Based on the first episode, it seems as if that optimism was mostly warranted. While the premiere wasn’t side-splittingly funny or anything, it was quite artfully done on every level. The art and animation from Dogakobo are sneaky good, that aforementioned cast (including a newbie as the lead) excellent, and the music from the under-appreciated Hashimoto Yukari is unusually effective. The comic timing is good as well. Even if there’s nothing that I love here yet, there’s a lot to like.
The conceit of the story is that Sakura Chiyo (a winning performance by newcomer Ozawa Ari) is in-love with fellow student Nozaki Umetarou (Nakamura Yuuichi) – the twist being that Nozaki-kun is also famous shouju mangaka Sakuko Yumeno. When she finally works up the nerve to confess Sakura – unaware of that fact – does so by saying “I’ve always been your fan!” (which sounds strange to my American ears as a confession, but apparently isn’t an unusual way for schoolgirls to “pop the question” in Japan). The rather dense Nozaki-kun misunderstands and takes her literally, offering Sakura an autograph as a token. One thing leads to another and Art Club member Sakura ends up going to Nozaki’s apartment to do beta (the manga equivalent of code monkey) work on his manga, “Let’s Fall in Love”.
That’s one of those silly premises that isn’t so silly that you can’t buy it in a comedy, and it works well here.
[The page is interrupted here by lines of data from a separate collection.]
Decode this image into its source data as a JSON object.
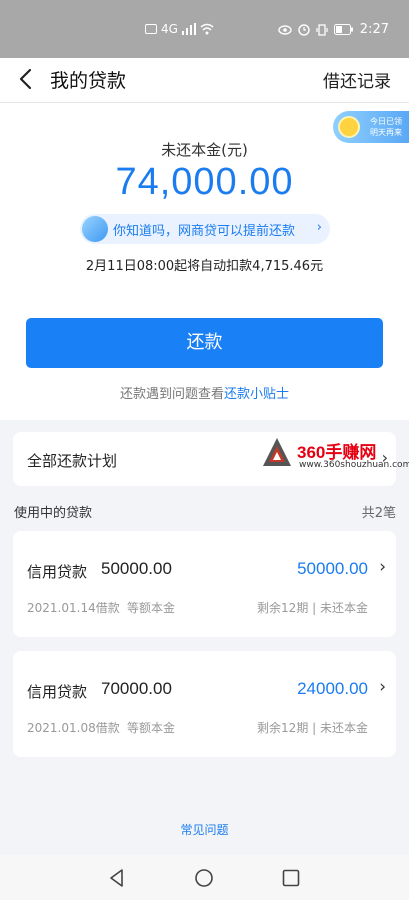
{
  "status_bar": {
    "network": "4G",
    "time": "2:27"
  },
  "header": {
    "title": "我的贷款",
    "records_link": "借还记录"
  },
  "promo_badge": {
    "line1": "今日已领",
    "line2": "明天再来"
  },
  "summary": {
    "remaining_label": "未还本金(元)",
    "remaining_amount": "74,000.00",
    "tip": "你知道吗，网商贷可以提前还款",
    "auto_deduct": "2月11日08:00起将自动扣款4,715.46元"
  },
  "repay_button": "还款",
  "help": {
    "prefix": "还款遇到问题查看",
    "link": "还款小贴士"
  },
  "plan": {
    "label": "全部还款计划"
  },
  "watermark": {
    "title": "360手赚网",
    "url": "www.360shouzhuan.com"
  },
  "loans_section": {
    "title": "使用中的贷款",
    "count": "共2笔",
    "items": [
      {
        "name": "信用贷款",
        "principal": "50000.00",
        "remaining": "50000.00",
        "date": "2021.01.14借款",
        "method": "等额本金",
        "terms": "剩余12期 | 未还本金"
      },
      {
        "name": "信用贷款",
        "principal": "70000.00",
        "remaining": "24000.00",
        "date": "2021.01.08借款",
        "method": "等额本金",
        "terms": "剩余12期 | 未还本金"
      }
    ]
  },
  "faq": "常见问题",
  "colors": {
    "accent": "#1b7cf0",
    "button": "#1a80f5",
    "background": "#f2f4f7"
  }
}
The deadpan Nozaki and the genki and neurotic Sakura make an excellent couple by nature of their utter contrast, and Nozaki himself is an interesting study in contrasts – he looks and sounds like an adult but his behavior drops many hints that his maturity level is very much that of a 16 year-old boy. Nozaki immediately sees the value in having a member of his target demographic – indeed, a reader of his own manga – as a sounding board, and much of the humor springs from that premise.
Gekkan Shoujo Nozaki-kun is a 4-koma manga and that’s evident in the humor, which plays more as a series of vignettes than a traditional full-length episode. There are very funny bits involving bikes (and their manga tropes) and cats, and regular cut-ins from “Let’s Fall in Love“, whose leads are voiced by Mamoru Miyano and Miyake Marie. We also meet another character destined to be Nozaki’s assistant, Mikoshiba Mikoto (Okamoto Nobuhiko). There’s a lot of potential humor to be mined from the crossover of school life and romance and a manga about school life and romance, and the overall quality of the production is a very good sign of things to come. This is a very solid start, and I see potential for even better things from this series going forward.